In a wider historical context, I think Australia has a really awkward relationship with its own history and in particular with its Indigenous history. When I was growing up in Canberra in the 1980s, we didn't learn about any Indigenous culture at all. The only things I remember from the primary school curriculum were basket weaving and boomerangs. We didn't learn about the first wars that Indigenous people fought, and their continued fight for their right to ownership of the land and to maintain their culture. In a way, mainstream policy makers are not seeing the forest because of the trees, not seeing the big picture, which is: how important our history is to us in Australia.
The other metaphor of that story is how we look back at home from a distance. I've been living in Berlin for the last two and a half years. It's interesting to look back at what's happening in Australia from the distance that my new location allows. I don't want that to sound like I'm looking back at Australia with a sense of disappointment, I'm absolutely not. That's just a poetic entry point that allows people to imagine that space. We all have a complex relationship with our sense of home.
The principal materials of your artwork will be carpet and rocks. How did you come to work with these materials and what is their significance for you?

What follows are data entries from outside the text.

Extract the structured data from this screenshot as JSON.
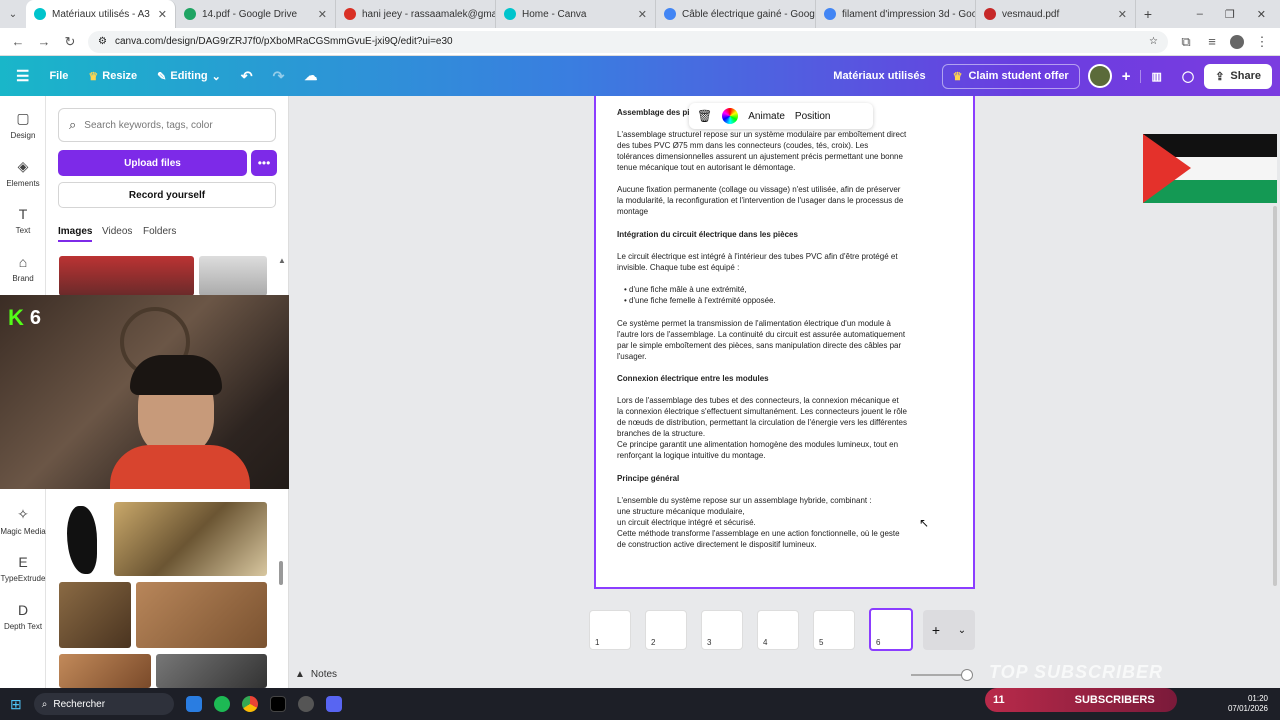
{
  "browser": {
    "tabs": [
      {
        "title": "Matériaux utilisés - A3",
        "color": "#00c4cc",
        "active": true
      },
      {
        "title": "14.pdf - Google Drive",
        "color": "#1fa463"
      },
      {
        "title": "hani jeey - rassaamalek@gmail",
        "color": "#d93025"
      },
      {
        "title": "Home - Canva",
        "color": "#00c4cc"
      },
      {
        "title": "Câble électrique gainé - Google",
        "color": "#4285f4"
      },
      {
        "title": "filament d'impression 3d - Goo",
        "color": "#4285f4"
      },
      {
        "title": "vesmaud.pdf",
        "color": "#c62828"
      }
    ],
    "url": "canva.com/design/DAG9rZRJ7f0/pXboMRaCGSmmGvuE-jxi9Q/edit?ui=e30"
  },
  "header": {
    "file": "File",
    "resize": "Resize",
    "editing": "Editing",
    "doc_title": "Matériaux utilisés",
    "claim": "Claim student offer",
    "share": "Share"
  },
  "rail": [
    {
      "label": "Design",
      "icon": "▢"
    },
    {
      "label": "Elements",
      "icon": "◈"
    },
    {
      "label": "Text",
      "icon": "T"
    },
    {
      "label": "Brand",
      "icon": "⌂"
    },
    {
      "label": "Magic Media",
      "icon": "✧"
    },
    {
      "label": "TypeExtrude",
      "icon": "E"
    },
    {
      "label": "Depth Text",
      "icon": "D"
    }
  ],
  "panel": {
    "search_placeholder": "Search keywords, tags, color",
    "upload": "Upload files",
    "record": "Record yourself",
    "tabs": [
      "Images",
      "Videos",
      "Folders"
    ]
  },
  "overlay_badge": "6",
  "toolbar": {
    "animate": "Animate",
    "position": "Position"
  },
  "document": {
    "h1": "Assemblage des pièc",
    "p1": "   L'assemblage structurel repose sur un système modulaire par emboîtement direct des tubes PVC Ø75 mm dans les connecteurs (coudes, tés, croix). Les tolérances dimensionnelles assurent un ajustement précis permettant une bonne tenue mécanique tout en autorisant le démontage.",
    "p2": " Aucune fixation permanente (collage ou vissage) n'est utilisée, afin de préserver la modularité, la reconfiguration et l'intervention de l'usager dans le processus de montage",
    "h2": "Intégration du circuit électrique dans les pièces",
    "p3": "   Le circuit électrique est intégré à l'intérieur des tubes PVC afin d'être protégé et invisible. Chaque tube est équipé :",
    "b1": "d'une fiche mâle à une extrémité,",
    "b2": "d'une fiche femelle à l'extrémité opposée.",
    "p4": "   Ce système permet la transmission de l'alimentation électrique d'un module à l'autre lors de l'assemblage. La continuité du circuit est assurée automatiquement par le simple emboîtement des pièces, sans manipulation directe des câbles par l'usager.",
    "h3": "Connexion électrique entre les modules",
    "p5": "   Lors de l'assemblage des tubes et des connecteurs, la connexion mécanique et la connexion électrique s'effectuent simultanément. Les connecteurs jouent le rôle de nœuds de distribution, permettant la circulation de l'énergie vers les différentes branches de la structure.",
    "p6": " Ce principe garantit une alimentation homogène des modules lumineux, tout en renforçant la logique intuitive du montage.",
    "h4": "Principe général",
    "p7": "   L'ensemble du système repose sur un assemblage hybride, combinant :",
    "p8": "une structure mécanique modulaire,",
    "p9": "un circuit électrique intégré et sécurisé.",
    "p10": "Cette méthode transforme l'assemblage en une action fonctionnelle, où le geste de construction active directement le dispositif lumineux."
  },
  "pages": [
    "1",
    "2",
    "3",
    "4",
    "5",
    "6"
  ],
  "notes": "Notes",
  "taskbar": {
    "search": "Rechercher",
    "time": "01:20",
    "date": "07/01/2026"
  },
  "subs": {
    "count": "11",
    "label": "SUBSCRIBERS"
  },
  "watermark": "TOP SUBSCRIBER"
}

I'm interested in using common materials that we find around us. We all know what carpet is and what it's made of, how it feels and what its qualities are. But when you transpose it in a different direction, for example on the wall, and you put a material on it that you usually find outside, they ignite something in each other that's not normally present. Appropriating domestic and common materials in an unusual way gives the viewer an entry point into the work. Once I have them in there, I can show them something new. That's what I really hope for.
I also remember as a child, drawing on carpet. Not drawing directly, but just moving the fibres. If someone vacuumed or you were playing on the carpet, you leave marks. I don't know if other people will remember that or not, but I think it's common for people to be able to touch a carpet and draw. That's an interesting quality.
The View from Mount Disappointment will be your most ambitious work to date, both in its physical size and in terms of the research that will go into it. Why is it important for this artwork to be large scale?
In my newest work Irrstern, the rocks are arranged in a kind of constellation on a carpet. With these mundane materials, I want to repeat this sense of a constellation in The View from Mount Disappointment, and make it something that we have to look up to, forming this sense of an expanse, something that is much bigger than us.
I’ve been thinking a lot about the constellation and what it can mean: we live our lives under these stars in different patterns. But also, we live our political life under these stars too because we have a constellation on our national flag. They can have very different meanings.